[DATA FOR THE TASK]
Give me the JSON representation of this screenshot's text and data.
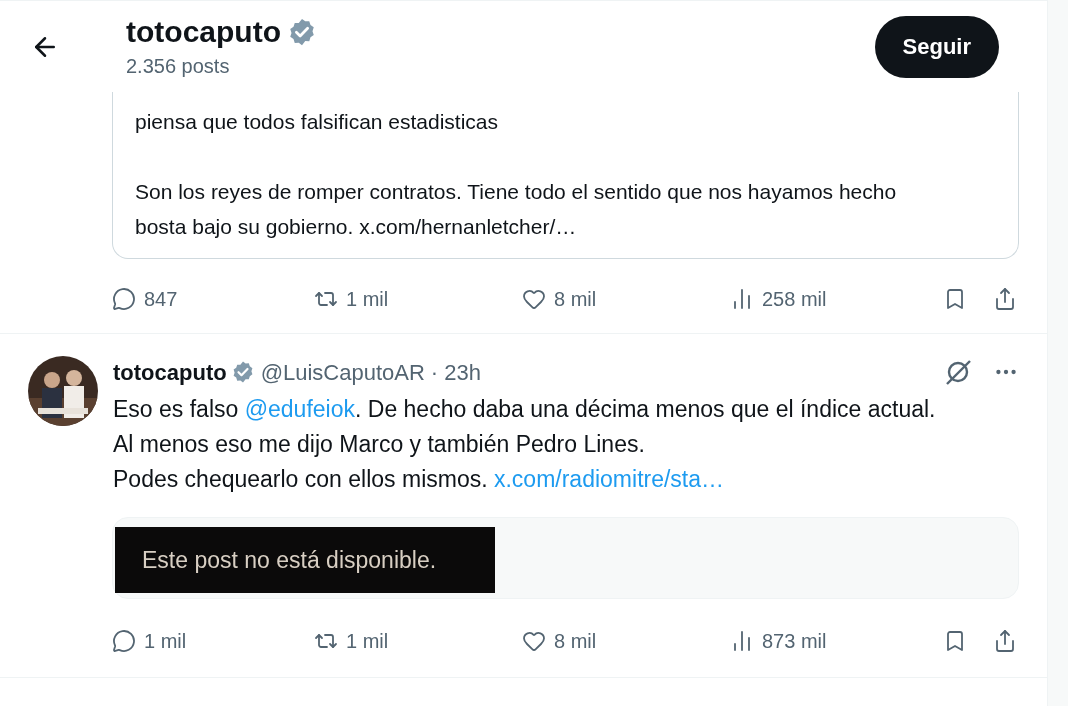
{
  "header": {
    "name": "totocaputo",
    "verified": true,
    "posts_count": "2.356 posts",
    "follow_button": "Seguir"
  },
  "posts": [
    {
      "kind": "continued",
      "quoted": {
        "paragraphs": [
          "piensa que todos falsifican estadisticas",
          "Son los reyes de romper contratos. Tiene todo el sentido que nos hayamos hecho bosta bajo su gobierno. x.com/hernanletcher/…"
        ]
      },
      "actions": {
        "replies": "847",
        "reposts": "1 mil",
        "likes": "8 mil",
        "views": "258 mil"
      }
    },
    {
      "kind": "full",
      "author": "totocaputo",
      "verified": true,
      "handle": "@LuisCaputoAR",
      "time": "· 23h",
      "paragraphs": [
        [
          {
            "kind": "text",
            "text": "Eso es falso "
          },
          {
            "kind": "link",
            "text": "@edufeiok"
          },
          {
            "kind": "text",
            "text": ". De hecho daba una décima menos que el índice actual. Al menos eso me dijo Marco y también Pedro Lines."
          }
        ],
        [
          {
            "kind": "text",
            "text": "Podes chequearlo con ellos mismos. "
          },
          {
            "kind": "link",
            "text": "x.com/radiomitre/sta…"
          }
        ]
      ],
      "unavailable_notice": "Este post no está disponible.",
      "actions": {
        "replies": "1 mil",
        "reposts": "1 mil",
        "likes": "8 mil",
        "views": "873 mil"
      }
    }
  ]
}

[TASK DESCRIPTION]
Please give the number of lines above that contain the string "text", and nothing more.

[ANSWER TO THE EXERCISE]
9